Last Monday the Consiglio di Stato, Italy's high administrative court, struck down the Polytechnic plan on constitutional grounds. While a triumph for the 98 professors who challenged it back in 2012, it raises a number of questions on the trade-offs that universities in Italy and beyond make as they race towards English in the name of internationalisation and global competition. Those trade-offs have become ever more salient in recent years in light of rising nationalism and a growing backlash against the progressive spread of English taught courses. In striking down the plan, the Consiglio di Stato applied principles laid down by the Constitutional Court last year to affirm an earlier decision of the regional administrative court. In the interim the court had asked for the university to provide documentation on the number of programmes offered in English, Italian or in both languages. The opinion, largely a compilation of quotes from the Constitutional Court with little additional rationale, affirms three principles that the goal of internationalisation cannot jeopardise: the primacy of the Italian language, the freedom of students to learn and the freedom of professors to teach. The Italian language, the court says, is a "fundamental element of cultural identity", not only essential to transmitting the country's heritage but a cultural asset in itself. Teaching courses solely in a foreign language would remove Italian from "complete branches of knowledge". Moreover, it would deny students, without adequate language support, the freedom to choose their own training and future and prevent them from reaching "the highest grades in their studies". Finally, it would affect how professors communicate with students and would discriminate against them in the assignment of courses based on criteria that have nothing to do with their competence in the subject matter they have been hired to teach. The university must now find a solution that maintains the institution's competitiveness in both retaining Italian students and attracting foreign students who understand the value of an English-based degree in the global job market.
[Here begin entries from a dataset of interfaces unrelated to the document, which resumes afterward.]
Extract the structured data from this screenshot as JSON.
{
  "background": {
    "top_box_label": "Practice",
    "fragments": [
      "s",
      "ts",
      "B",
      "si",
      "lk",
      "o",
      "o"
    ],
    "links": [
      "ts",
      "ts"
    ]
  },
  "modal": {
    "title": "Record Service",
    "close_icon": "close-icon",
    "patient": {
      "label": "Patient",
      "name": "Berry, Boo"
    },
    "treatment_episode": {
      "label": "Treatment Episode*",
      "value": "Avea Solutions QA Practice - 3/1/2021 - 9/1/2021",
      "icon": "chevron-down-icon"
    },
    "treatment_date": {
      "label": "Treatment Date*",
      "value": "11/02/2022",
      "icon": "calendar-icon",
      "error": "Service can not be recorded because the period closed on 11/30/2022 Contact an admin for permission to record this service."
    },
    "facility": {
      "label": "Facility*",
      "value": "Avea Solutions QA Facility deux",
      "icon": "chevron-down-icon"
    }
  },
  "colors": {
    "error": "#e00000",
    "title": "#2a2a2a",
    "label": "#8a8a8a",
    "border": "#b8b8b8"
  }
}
The question now is whether the controversy fades from sight or the implications push to the boiling point a simmering debate over the proper place of English in academia.
(Fonte: R. Salomone, http://www.universityworldnews.com 03-02-18)